03/09/2022 -- Add Drew Gilpin Faust. First woman President. Next up will be to get the narrative up to date. Started the topical list (nice to know of the Gazette). Add John Leverett.
04/05/2022 -- In preparation of bringing in another Head, changed the list to have three per line, for now.
04/07/2022 -- Add Benjamin Wadsworth whose time was of the early transformation to modern moral declination (complexity, our forte).
04/18/2022 -- Add Urian Oakes, the 4th Head.
04/24/2022 -- As we involve Harvard in our look at the U.S. through time, we will bring in the English aspect via comparative views about Oxford and Cambridge.
04/29/2022 -- Add Edward Everett. #16 of 29 or so. Not quite the middle, but close enough.
05/02/2022 -- Add link to Harvard's report on slavery.
05/17/2022 -- Add John Rogers.
06/28/2022 -- Add Edward Holyoke. Corporal punishment pops up?
07/16/2022 -- Add Samuel Langdon, D.A.R. Patriot.
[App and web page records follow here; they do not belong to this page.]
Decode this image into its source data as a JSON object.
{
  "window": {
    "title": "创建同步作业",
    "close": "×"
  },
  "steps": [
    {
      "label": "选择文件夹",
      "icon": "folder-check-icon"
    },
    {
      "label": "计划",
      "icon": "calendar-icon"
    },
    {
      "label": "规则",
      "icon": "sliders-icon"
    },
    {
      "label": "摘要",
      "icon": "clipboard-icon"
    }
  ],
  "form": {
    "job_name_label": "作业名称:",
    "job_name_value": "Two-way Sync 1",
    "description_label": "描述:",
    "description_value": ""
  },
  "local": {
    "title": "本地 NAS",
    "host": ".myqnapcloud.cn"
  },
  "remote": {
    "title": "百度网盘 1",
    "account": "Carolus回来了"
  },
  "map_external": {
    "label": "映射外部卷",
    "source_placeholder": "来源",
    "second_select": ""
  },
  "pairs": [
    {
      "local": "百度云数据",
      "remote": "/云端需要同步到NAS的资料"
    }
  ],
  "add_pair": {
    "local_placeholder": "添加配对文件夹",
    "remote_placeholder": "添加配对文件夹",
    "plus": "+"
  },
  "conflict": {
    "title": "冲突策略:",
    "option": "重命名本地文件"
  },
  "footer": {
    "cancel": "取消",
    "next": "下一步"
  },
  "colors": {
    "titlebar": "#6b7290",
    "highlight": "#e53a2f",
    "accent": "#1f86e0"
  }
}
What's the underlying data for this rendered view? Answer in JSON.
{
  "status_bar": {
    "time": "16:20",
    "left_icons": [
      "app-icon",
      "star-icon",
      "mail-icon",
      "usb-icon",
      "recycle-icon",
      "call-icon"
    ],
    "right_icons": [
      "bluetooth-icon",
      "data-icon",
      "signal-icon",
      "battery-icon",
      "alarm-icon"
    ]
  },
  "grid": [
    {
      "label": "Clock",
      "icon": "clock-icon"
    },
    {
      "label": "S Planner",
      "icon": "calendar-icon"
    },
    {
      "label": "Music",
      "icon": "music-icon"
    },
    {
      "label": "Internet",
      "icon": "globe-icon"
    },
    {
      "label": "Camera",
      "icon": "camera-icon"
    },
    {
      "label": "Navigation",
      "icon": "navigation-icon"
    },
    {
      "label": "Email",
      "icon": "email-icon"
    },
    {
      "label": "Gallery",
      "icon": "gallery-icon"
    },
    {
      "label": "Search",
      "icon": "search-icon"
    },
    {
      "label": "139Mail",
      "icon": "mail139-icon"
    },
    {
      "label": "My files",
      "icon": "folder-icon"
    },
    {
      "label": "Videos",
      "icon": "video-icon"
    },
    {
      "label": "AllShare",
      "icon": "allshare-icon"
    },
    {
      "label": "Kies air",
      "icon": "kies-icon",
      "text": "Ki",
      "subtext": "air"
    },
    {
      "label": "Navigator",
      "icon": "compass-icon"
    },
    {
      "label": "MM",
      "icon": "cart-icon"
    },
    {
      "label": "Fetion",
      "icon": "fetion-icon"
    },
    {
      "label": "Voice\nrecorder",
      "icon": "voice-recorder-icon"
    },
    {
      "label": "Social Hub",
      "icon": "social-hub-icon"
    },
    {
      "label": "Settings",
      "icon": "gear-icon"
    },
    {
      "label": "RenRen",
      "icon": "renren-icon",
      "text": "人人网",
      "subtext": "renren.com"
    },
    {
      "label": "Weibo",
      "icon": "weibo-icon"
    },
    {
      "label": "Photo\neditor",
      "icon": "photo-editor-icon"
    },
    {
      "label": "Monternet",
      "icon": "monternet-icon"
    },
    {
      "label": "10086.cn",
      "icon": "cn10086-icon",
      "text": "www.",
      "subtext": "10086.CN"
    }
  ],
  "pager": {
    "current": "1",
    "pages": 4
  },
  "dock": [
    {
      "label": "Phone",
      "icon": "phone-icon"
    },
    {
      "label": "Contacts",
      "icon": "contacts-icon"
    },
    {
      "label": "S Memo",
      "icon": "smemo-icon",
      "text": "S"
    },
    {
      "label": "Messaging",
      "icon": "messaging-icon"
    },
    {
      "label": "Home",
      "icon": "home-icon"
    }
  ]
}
Irritated Harvard Tories.
07/22/2022 -- Add Nathaniel Eaton.
08/13/2022 -- Add post on Cornelius Conway Felton.
08/31/2022 -- Add Jared Sparks.
09/01/2022 -- Add James Walker.
09/17/2022 -- Add John Winthrop (twice in an interim role).
10/15/2022 -- Add Thomas Hill. This brings us to the 1930s, or 300 years. That's enough. Let's go back and start with the interesting folks and their times.
10/31/2022 -- Add Derek Bok. Now, will do the two final ones (Rudenstine and Summers). We want to help make the 400ths a time of reflection and regaining of knowledge.
Hello, thank you for such an informative page. I had stumbled upon my family lineage to Richard Gardner and Sarah Shattuck a while back but only recently dug into this history. It is fascinating and has pulled me back into my genealogy research. Thank you for updating this page!ReplyDelete